Seen here in visible light, the North American Nebula strangely resembles its namesake continent. Expanding our view to include infrared light, the dark dust lanes and concealed stars glow in red colors while the continental gas clouds shift to an ocean-like blue. Pushing entirely into the infrared spectrum, we see even more detail in the convoluted dust clouds.
The ultraviolet glow from massive young stars heats the gas and sculpts the dust clouds into fantastic shapes throughout this composite of visible and infrared light. The hot gas, rendered in blue, fills the spaces between the denser dusty regions that appear red.
This dramatic cluster of baby stars can only be found in infrared images. The stars are forming within dense dust filaments in the "Gulf of Mexico" region. The dusty cocoons around these protostars glow red in this expanded infrared view.
A similar, though smaller, filament of baby stars can be found nearby, in an area known as the Pelican Nebula. Picking out the red protostars is easy in the full infrared view.
Combining infrared data from NASA's Spitzer Space Telescope with light from other parts of the spectrum gives astronomers a more complete picture of star formation.
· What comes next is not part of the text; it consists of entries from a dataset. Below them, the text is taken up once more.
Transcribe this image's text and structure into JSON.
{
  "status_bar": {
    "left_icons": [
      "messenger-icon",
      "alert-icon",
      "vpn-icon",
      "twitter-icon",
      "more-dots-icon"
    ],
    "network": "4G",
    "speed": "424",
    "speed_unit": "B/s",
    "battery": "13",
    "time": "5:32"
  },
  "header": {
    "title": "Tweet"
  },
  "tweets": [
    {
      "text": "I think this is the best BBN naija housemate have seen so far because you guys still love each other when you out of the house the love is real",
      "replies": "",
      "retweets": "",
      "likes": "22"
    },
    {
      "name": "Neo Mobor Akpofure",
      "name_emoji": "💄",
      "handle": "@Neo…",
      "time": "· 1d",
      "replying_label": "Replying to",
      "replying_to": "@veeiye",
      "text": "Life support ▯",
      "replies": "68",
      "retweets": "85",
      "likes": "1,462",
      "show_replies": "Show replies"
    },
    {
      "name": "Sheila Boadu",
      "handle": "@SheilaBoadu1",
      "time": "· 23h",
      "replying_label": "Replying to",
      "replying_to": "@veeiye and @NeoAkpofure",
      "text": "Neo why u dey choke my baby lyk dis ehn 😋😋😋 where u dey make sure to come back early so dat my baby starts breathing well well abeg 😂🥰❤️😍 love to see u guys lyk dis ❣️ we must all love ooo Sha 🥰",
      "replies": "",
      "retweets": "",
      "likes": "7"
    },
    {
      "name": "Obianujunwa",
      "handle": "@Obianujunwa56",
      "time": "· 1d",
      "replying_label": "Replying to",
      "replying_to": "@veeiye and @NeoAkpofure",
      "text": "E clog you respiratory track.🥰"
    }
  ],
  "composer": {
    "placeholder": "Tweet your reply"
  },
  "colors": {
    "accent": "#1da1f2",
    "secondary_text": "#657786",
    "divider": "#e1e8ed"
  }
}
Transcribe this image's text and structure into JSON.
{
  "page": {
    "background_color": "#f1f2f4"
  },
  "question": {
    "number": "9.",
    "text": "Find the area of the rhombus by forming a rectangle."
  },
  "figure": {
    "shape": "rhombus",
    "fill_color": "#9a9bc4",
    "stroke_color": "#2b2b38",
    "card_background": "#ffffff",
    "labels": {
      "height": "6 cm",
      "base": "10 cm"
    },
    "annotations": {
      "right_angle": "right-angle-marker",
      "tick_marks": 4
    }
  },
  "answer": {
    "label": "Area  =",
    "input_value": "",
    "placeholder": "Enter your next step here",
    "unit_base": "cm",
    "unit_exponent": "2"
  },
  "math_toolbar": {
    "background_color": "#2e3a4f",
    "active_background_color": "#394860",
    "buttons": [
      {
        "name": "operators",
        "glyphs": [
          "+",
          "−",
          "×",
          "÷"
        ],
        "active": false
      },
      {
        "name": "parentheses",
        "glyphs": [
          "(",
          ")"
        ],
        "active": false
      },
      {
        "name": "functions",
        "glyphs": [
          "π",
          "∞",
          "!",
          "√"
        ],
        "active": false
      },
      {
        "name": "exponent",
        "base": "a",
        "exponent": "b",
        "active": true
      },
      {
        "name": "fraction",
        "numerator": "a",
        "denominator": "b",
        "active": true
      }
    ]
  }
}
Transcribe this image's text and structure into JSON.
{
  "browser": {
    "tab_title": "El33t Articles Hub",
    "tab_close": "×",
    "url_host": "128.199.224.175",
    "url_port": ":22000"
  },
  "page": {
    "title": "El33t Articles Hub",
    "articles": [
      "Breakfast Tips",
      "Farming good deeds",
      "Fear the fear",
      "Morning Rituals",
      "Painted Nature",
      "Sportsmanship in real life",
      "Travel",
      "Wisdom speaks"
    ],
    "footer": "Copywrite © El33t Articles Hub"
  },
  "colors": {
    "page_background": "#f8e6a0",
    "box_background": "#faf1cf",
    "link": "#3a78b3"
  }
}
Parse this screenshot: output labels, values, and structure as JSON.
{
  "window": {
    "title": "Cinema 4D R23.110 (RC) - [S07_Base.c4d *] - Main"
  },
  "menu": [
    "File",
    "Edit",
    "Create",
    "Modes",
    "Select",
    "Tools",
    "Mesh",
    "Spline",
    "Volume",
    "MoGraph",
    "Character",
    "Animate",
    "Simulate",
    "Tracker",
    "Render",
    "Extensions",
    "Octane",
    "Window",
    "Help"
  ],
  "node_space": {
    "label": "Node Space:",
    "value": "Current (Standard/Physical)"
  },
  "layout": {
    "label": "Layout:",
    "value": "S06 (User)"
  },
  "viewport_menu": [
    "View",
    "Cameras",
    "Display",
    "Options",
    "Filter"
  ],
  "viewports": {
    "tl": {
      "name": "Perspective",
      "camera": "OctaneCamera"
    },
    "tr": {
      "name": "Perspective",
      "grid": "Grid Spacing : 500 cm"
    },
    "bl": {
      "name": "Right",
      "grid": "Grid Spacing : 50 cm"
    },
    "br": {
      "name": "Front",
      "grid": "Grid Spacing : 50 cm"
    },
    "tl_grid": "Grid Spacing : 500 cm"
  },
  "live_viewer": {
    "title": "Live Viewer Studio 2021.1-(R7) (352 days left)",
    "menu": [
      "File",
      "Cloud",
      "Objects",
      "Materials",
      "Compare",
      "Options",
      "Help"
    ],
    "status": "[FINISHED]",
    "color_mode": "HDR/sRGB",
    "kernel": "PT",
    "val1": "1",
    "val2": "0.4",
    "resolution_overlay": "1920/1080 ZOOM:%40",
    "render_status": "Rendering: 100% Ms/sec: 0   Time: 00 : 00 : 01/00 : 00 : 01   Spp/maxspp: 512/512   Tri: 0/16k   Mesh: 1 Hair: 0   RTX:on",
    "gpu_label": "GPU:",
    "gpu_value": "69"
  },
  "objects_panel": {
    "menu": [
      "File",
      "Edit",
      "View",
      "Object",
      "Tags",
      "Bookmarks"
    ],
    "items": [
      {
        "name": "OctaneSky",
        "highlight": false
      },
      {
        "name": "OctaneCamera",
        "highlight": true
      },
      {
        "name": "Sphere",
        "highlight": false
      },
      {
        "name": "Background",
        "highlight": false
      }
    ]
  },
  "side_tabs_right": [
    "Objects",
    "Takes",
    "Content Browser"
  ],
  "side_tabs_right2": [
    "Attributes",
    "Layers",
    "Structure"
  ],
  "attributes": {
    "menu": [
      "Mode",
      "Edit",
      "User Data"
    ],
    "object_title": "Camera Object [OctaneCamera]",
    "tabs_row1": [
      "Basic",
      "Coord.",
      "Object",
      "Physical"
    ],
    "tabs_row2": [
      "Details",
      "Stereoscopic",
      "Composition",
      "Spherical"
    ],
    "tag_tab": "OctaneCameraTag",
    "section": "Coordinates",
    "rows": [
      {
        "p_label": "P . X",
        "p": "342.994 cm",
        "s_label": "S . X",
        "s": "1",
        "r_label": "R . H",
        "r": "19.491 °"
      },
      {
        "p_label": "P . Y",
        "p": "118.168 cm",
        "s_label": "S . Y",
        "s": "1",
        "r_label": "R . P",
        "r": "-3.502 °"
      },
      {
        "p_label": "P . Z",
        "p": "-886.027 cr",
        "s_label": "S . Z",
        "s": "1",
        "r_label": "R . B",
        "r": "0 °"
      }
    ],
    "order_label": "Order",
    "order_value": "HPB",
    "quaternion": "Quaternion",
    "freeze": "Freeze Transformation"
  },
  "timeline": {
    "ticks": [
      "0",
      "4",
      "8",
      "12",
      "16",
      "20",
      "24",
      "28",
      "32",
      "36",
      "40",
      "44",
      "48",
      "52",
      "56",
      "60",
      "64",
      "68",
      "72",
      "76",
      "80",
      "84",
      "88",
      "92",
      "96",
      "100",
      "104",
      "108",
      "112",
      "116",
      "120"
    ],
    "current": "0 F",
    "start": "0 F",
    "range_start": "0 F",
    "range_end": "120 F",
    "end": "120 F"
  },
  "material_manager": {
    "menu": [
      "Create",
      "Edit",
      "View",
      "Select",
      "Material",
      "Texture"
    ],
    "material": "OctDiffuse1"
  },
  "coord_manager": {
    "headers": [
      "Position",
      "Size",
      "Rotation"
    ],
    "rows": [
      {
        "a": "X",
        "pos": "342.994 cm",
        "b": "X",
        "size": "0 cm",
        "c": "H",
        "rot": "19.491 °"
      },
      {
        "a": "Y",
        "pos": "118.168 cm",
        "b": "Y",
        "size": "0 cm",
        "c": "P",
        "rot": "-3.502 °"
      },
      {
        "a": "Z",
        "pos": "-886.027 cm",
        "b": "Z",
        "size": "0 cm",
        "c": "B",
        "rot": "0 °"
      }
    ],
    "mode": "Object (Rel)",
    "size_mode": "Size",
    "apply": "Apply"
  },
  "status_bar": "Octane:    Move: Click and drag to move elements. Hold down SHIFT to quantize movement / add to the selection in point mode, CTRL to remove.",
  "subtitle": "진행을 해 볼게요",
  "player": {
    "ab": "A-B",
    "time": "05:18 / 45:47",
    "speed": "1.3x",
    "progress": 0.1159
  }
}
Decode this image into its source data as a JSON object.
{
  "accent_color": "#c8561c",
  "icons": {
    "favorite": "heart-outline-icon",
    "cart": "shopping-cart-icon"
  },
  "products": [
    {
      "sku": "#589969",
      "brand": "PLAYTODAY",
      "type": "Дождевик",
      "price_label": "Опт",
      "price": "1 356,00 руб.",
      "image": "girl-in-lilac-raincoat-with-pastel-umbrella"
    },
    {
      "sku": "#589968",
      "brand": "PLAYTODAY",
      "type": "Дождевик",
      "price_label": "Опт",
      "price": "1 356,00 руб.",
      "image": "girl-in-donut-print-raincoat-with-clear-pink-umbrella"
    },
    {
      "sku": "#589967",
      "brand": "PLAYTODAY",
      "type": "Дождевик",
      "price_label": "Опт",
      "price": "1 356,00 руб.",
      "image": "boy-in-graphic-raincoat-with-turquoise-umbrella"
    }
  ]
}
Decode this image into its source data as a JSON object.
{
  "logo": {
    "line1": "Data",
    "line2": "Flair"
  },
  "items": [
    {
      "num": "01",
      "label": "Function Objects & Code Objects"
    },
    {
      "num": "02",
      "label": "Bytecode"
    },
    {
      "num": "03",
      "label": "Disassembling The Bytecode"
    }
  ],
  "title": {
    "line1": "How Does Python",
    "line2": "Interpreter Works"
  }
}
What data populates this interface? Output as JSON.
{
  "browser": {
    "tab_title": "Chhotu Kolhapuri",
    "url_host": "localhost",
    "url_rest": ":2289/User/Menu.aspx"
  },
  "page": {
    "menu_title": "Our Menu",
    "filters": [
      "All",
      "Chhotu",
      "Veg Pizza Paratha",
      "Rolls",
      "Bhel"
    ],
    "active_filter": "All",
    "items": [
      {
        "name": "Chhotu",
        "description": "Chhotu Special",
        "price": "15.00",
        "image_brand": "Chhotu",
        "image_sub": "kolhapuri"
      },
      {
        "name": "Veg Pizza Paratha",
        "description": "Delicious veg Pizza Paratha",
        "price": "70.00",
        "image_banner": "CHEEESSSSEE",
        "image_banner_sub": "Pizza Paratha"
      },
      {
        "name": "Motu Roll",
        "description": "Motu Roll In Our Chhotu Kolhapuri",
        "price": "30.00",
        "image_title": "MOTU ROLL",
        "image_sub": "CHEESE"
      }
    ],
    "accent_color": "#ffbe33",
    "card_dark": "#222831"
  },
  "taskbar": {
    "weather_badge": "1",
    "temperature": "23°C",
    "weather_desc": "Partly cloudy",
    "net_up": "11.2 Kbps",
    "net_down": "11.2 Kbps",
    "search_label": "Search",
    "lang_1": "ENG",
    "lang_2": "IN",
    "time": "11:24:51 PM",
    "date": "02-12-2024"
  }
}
Each different combination of observations provides more insight into how one generation of stars can give rise to the next.
Credits: The Spitzer Space Telescope is a NASA mission managed by the Jet Propulsion Laboratory (JPL). "HIdden Universe" is the result of a collaborative effort by the Education and Public Outreach team at the Spitzer Science Center (SSC), California Institute of Technology.